Despite what our cultural mythology has taught us, Puritanism in early America was not the single major force that shaped our religious values; instead, from the time Europeans began settling New England, American religious life was complex and eclectic. Yale professor Butler approaches his subject by emphasizing religious beliefs and practices, rather than the formal institutions and the elites who run them. As a result, we learn that what most early American believers had in common was their desire to begin anew and to create their own religion, which most often consisted of a quest for direct access to salvation and to the supernatural.
A PEACE TO END ALL PEACE; Creating the Modern Middle East 1914-1922 \o7 by David Fromkin (Henry Holt)\f7
A panoramic view that attempts to explain the modern Middle East since the end of the Ottoman Empire, when the Allies divvied up the area without much regard for the religious sensibilities inseparable from nationhood in this part of the world. "The Middle East, as we know it from today's headlines, emerged from decisions made by the Allies during and after the First World War," Fromkin writes. Boundary lines for the new Middle East were arbitrarily drawn on "an empty map" without any input from the leaders of those countries themselves, says the author of this carefully researched book based on recently opened archival material.
THE SEARCH FOR MODERN CHINA; \o7 by Jonathan D. Spence (W. W. Norton)\f7
A passionately told epic of China by Yale professor and historian Spence, author of eight other acclaimed works on China. His not-surprising contention is that in order to come to terms with China today we need to know about its past. The author's dilemma was where to begin in a recorded history that spans 4,000 years. He decided on 1600 because from that point on there is a continuity in customs and practices, meaning that the presence of the past can be seen. A "modern" nation, according to Spence, is one that "is both integrated and receptive, fairly sure of its own identity yet able to join others on equal terms in the quest for new markets, new technologies, new ideas." Defined in this way, modern countries existed centuries ago; yet, he emphasizes, never has China been one of them.

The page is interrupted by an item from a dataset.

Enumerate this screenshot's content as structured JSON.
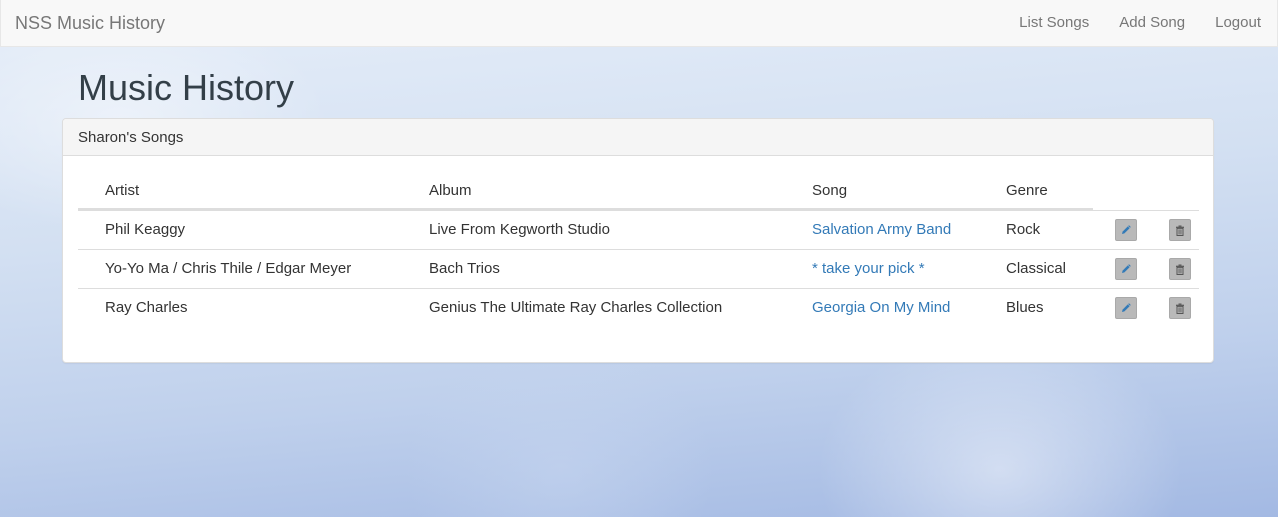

THE QUEST FOR EL CID; \o7 by Richard Fletcher (Alfred A. Knopf)\f7
An illuminating tale of the life and times of Rodrigo Diaz, the 11th-Century Spanish aristocrat-soldier commonly known as El Cid. Spain's first great national hero emerges as a timeless character motivated by the quest for fortune, which he unabashedly sought by whatever bloody means were required. By the time of his death in 1099, he had become the independent ruler of a principality and the most famous man in Iberia, which accounts for his legendary presence in heroic tales to this day. In the masterful account of the old hero, Richard Fletcher has both clarified and verified previous research by others.

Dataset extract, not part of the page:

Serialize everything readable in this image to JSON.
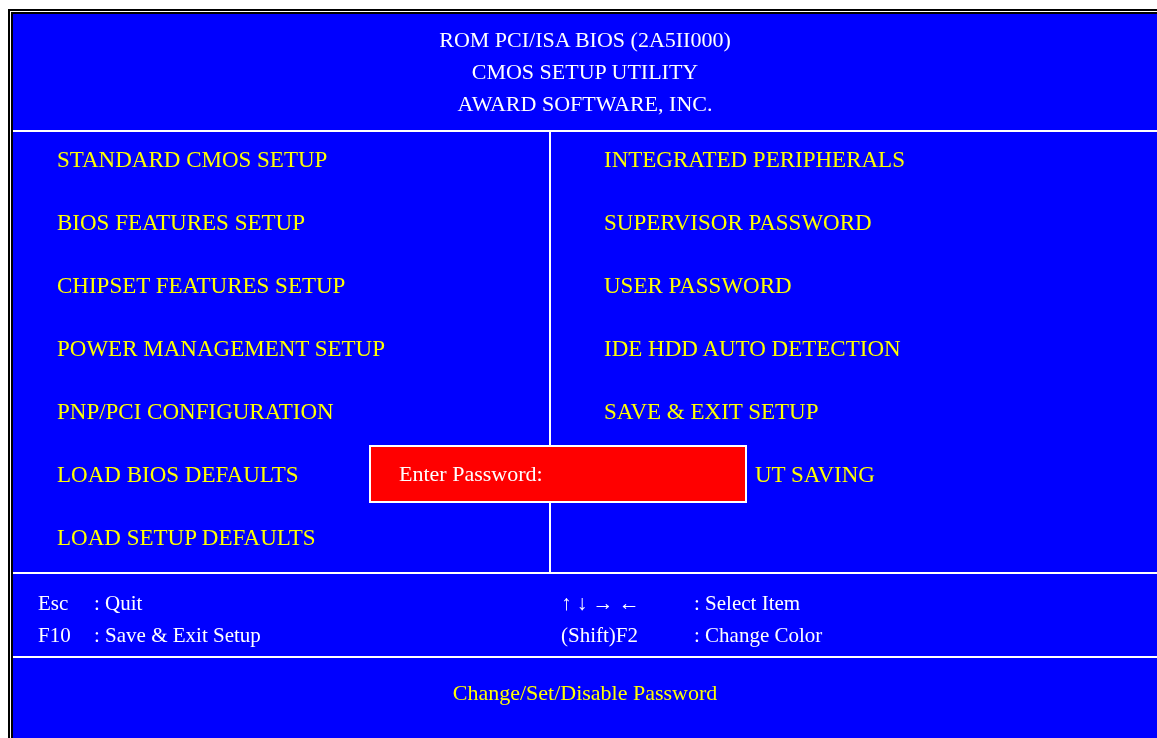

ITALY AND ITS MONARCHY; \o7 by Denis Mack Smith (Yale University Press)\f7
A densely packed account of the inner workings of the Italian monarchy, which existed only from 1861 until 1946 (under the reign of only four kings), yet exerted considerable impact on Italian history--much of it havoc-producing. Written by one of the world's leading historians of Italy, it "assesses the kings' influence on the slow and uneven progress of Italian parliamentary government, on an adventurous foreign policy that Italy could not afford, on the controversial decision to enter the two world wars, and on the authoritarian-nationalist experiment of fascism."
FRIEND OF MY YOUTH; \o7 by Alice Munro (Alfred A. Knopf)\f7
Powerful and haunting short stories. Munro's characters inhabit sparse Canadian landscapes; they are straightforward and refuse to feel sorry for themselves. Their wisdom is quietly ingested, their goodness revealed only through decent living. Yet the price they pay for their quiet dignity causes a catch in the reader's throat. Tragedy and mystery surround these characters who have no resources for the struggle against evil. As one of them says, "You either trust or you don't trust, in my opinion. When you decide you're going to trust, you have to start where you are."
REACHING TIN RIVER; \o7 by Thea Astley (G. P. Putnam's Sons)\f7